Glazer debt could gift hedge funds huge share of Man Utd
31 May 2005
10 May 2013
10 May 2013
Is Luis Suárez right: does an oral agreement between parties vary the terms of their written agreement?
22 August 2013
7 Jan 2013
11 January 2013
Malcolm Glazer's offer document reveals that there is an enormous incentive for the Floridian businessman to refinance the controversial payment in kind notes (Piks) he used to finance his bid for Manchester United FC long before their maturity date.
As exclusively revealed by The Lawyer last Monday (23 May), the £275m worth of Piks, or preferred securities, issued by Glazer to three US hedge funds have a 15-year term.
However, the offer document posted to Manchester United shareholders last Monday states that they can be redeemed at any time after the offer closes. If, however, they are redeemed on or before 12 May 2007, the US sports tycoon would be forced to pay a premium, estimated to be approximately £50m.
But there is one clause which has so far attracted little attention, Clause 7A in Appendix 4: if the Piks remain outstanding after 63 months from 12 May 2005, Glazer will be forced to transfer 30 per cent of his stake in Red Joint Venture to the hedge funds. Red Joint Venture is the holding company of Red Football Limited, which in turn is the bid vehicle Glazer used to buy the football club.
Nick Towle, chairman of the club's fans' lobby group Shareholders United, said that although the early redemption premium of £50m will be a "sting", he nevertheless expects Glazer to redeem the Piks within six months of the takeover.
According to Shareholders United, the Piks will accumulate £48m of interest every year, which will be payable when the notes are redeemed.
"Nobody can sustain that [level of interest] for that long [15 years]. Glazer is therefore going to refinance the Piks and will have to secure the new debt against Man U assets, as he doesn't have any personal assets," argues Towle.
As they are structured currently, the hedge funds Citadel Horizon, Perry Capital and Oz Management have no recourse to ManchesterNick Towle,
Shareholders UnitedUnited.
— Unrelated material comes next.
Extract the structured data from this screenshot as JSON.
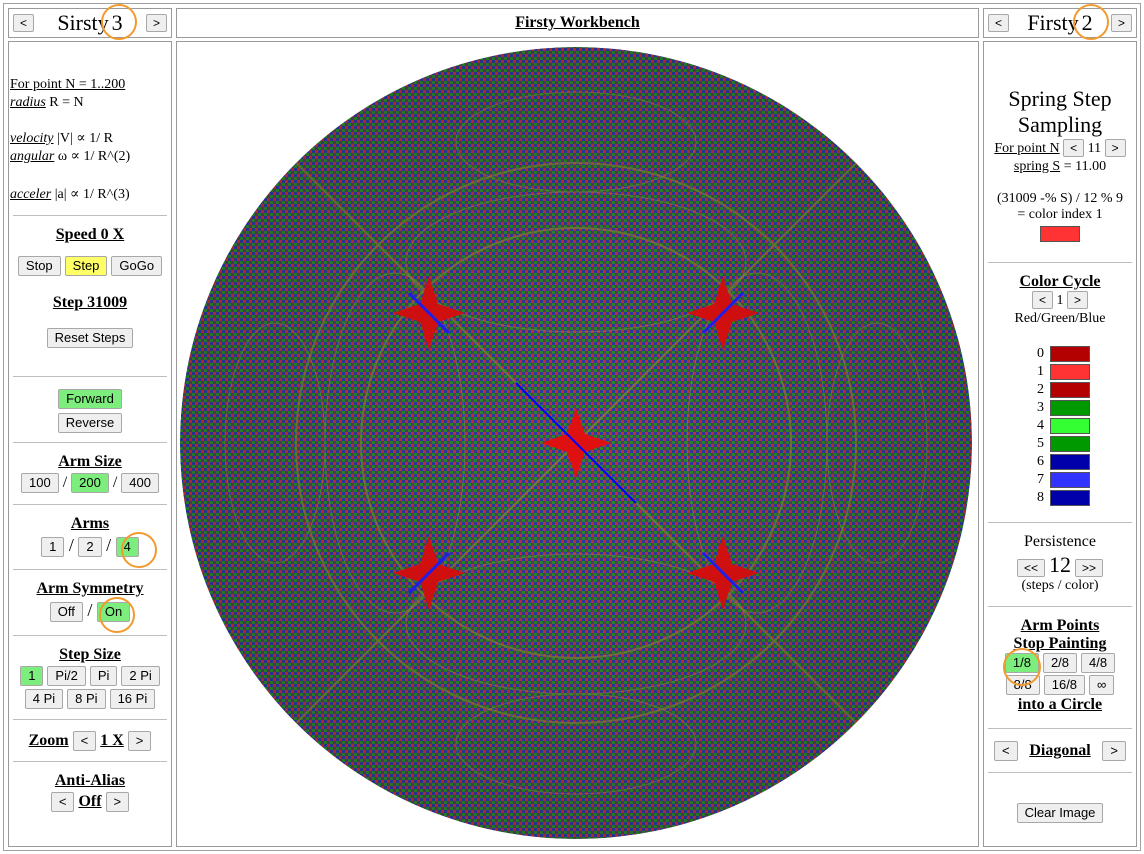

Consequently, it will be in their interest to realise their investments sooner rather than later. "For hedge funds, 15 years is beyond the ends of the earth," explains Towle.
One source close to the Glazer camp described the 15-year term of the Piks as a "lifetime" (The Lawyer, 23 May). However, a source close to the club argues: "It's almost disingenuous of [the Glazer camp] to be pumping out that lie. There's no way Glazer is going to let these securities last for 15 years. It's not something the hedge funds will want either - a five-year position is long enough for such funds.
"When Glazer refinances the preferred securities, there would be nothing to stop him securing the new debt against Man U's assets."
The source also argues that, with the risk of losing 30 per cent of his stake in Red Joint Venture, Glazer has an enormous incentive to refinance the Piks. Although 30 per cent is still a minority stake under the old Takeover Code, a shareholder with a stake in a company of that size was defined as having "control" of the company.
One way of refinancing the Piks would be to issue a bond to be financed by match day revenues. This method of financing is possibly going to be used by Arsenal FC to pay for its new stadium. However, Towle has asked Manchester United fans to undermine Glazer's business model and is understood to have urged them to follow his lead and not renew their season tickets.
In addition to the £275m worth of Piks, Glazer has borrowed £265m secured against the assets of Manchester United and £272m in equity contributions. This high level of debt has been the principal reason for the club's board to consistently refuse to recommend Glazer's bid (see Analysis, page 18).
Despite Glazer securing more than 75 per cent of the shares, the club's fans are determined not to surrender to the owner of the Tampa Bay Buccaneers. They are now exploring the possibility of launching legal challenges against Glazer's bid under Sections 157 and 54 of the Companies Act 1985.
Under Section 157, 10 per cent of Manchester United's shareholders can apply to the court to cancel the whitewash procedure needed by Glazer to secure the JPMorgan debt against the club. Meanwhile, under Section 54, 5 per cent of 50 shareholders can cancel the resolution needed to take the club private.